Student Snippets


Riding The (Heat) Waves - In Boston

It's official: summer is HERE, and hotter than ever. Coming from Texas, I'm used to the humidity and heat, but not walking around in it - Texas is too big to walk so everyone drives! But here in the 'Walking City', I've had to adjust to hoofing it wherever I need to go. The MBTA is a blessing and a curse - sometimes the air conditioning is a gift, but other times when the AC is not working it can be a cruel joke. That said, summer in Boston is actually very lovely, as it not only gives me a reprieve from classwork, but lets me actually explore the city I've been living in for almost a year.

As a SLIS student, museums and libraries are obviously at the top of my list of things to do, and Boston is jam-packed with incredible institutions. The Boston Public Library, the Boston Athenaeum, and the Cambridge Public Library are my top three, although I do like visiting local branches and see how everyday people like me are presented with opportunities to read and learn. The Boston Public Library (BPL) and the Cambridge Public Library are vast, and have excellently diverse sections so that everyone can find their interest in one spot. They are also interesting architecturally, being mash-ups of old and new buildings - what a metaphor for life, huh? 

Jarcy_July_photo1.jpgCambridge Public Library 

The BPL and the Athenaeum both provide that unique feeling of mixed awe and inspiration - their study and reading spaces take me back to how our predecessors used to learn and discover, and inspire me to do the same. The Athenaeum requires a paid membership to use, but various types of tours are available. I'm fortunate to have an internship there, so I've become familiar with the ins and outs, but it never becomes less affecting.

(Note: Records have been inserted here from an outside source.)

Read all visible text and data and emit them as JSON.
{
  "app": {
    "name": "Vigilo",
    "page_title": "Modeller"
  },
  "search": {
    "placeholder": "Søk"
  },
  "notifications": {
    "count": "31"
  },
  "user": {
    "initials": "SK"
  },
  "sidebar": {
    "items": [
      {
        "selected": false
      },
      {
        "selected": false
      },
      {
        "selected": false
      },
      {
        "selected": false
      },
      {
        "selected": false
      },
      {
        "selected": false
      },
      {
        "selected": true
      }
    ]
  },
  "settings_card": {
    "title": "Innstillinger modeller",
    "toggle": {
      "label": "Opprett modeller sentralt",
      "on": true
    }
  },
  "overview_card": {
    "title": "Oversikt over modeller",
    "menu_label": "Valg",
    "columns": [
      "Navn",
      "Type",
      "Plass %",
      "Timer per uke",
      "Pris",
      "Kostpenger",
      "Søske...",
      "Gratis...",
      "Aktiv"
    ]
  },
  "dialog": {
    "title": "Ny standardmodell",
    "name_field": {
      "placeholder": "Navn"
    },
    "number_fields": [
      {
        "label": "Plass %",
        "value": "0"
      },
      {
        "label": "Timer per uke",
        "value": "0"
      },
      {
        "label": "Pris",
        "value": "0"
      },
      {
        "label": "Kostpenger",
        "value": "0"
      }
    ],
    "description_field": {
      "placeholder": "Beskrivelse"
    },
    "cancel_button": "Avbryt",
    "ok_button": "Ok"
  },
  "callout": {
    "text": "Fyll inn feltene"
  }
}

Museum-wise, I'm sure I could go to a different museum every day until I die and still not exhaust Boston's assemblage. My favorites by far are the Isabella Stewart Gardner (naturally) and the Science Museum. The Gardner is a Boston classic, even for non-SLIS folks, and I adore it. I've always loved the cluttered-but-organized Victorian aesthetic, but the gorgeous garden and the empty frames really sold me on the Gardner. I could go right to sleep in the courtyard, with its lush greenery and softly playing tapes of birds (can't have real birds) and I feel transported to a different time with every room I step in and every hall I wander. I'm astounded every time by the empty frames where the Rembrandts used to hang, astonished by the fact that they still haven't been recovered. I also think it's funny, ironic, and sad that they have Rembrandt's portrait of himself hanging across the room, staring at the places where his work used to hang for all to see.

jarcy_July_photo2.jpgDon't be sad, Remy. We'll find them.

The Science Museum is always a lot of fun. It's ENORMOUS, packed to the brim with interactive exhibits, and constantly rolling out something fun and new. I've been there three times for hours on end and I still don't think I've seen it all. They have lightning shows with the original Faraday cage, dinosaur bones, a bed of nails you can lay on (feels pretty good, actually!), a natural history hall, a space exploration hall, indoor butterfly garden, and awesome exhibits on rotation, such as the POPnology exhibit, which is an exhibit of technology-based pop culture icons, such as Watson, the Terminator, R2D2, and other amazing things you might not have heard of but you'll wish you did sooner! The Museum of Science is very hands-on and interactive, which I love for myself, but I also love to see for the hundreds of kids that go each day, to see them having fun and learning and seeing how cool science and math can be! 


Boston | Fun | Internships | Relaxing | Summer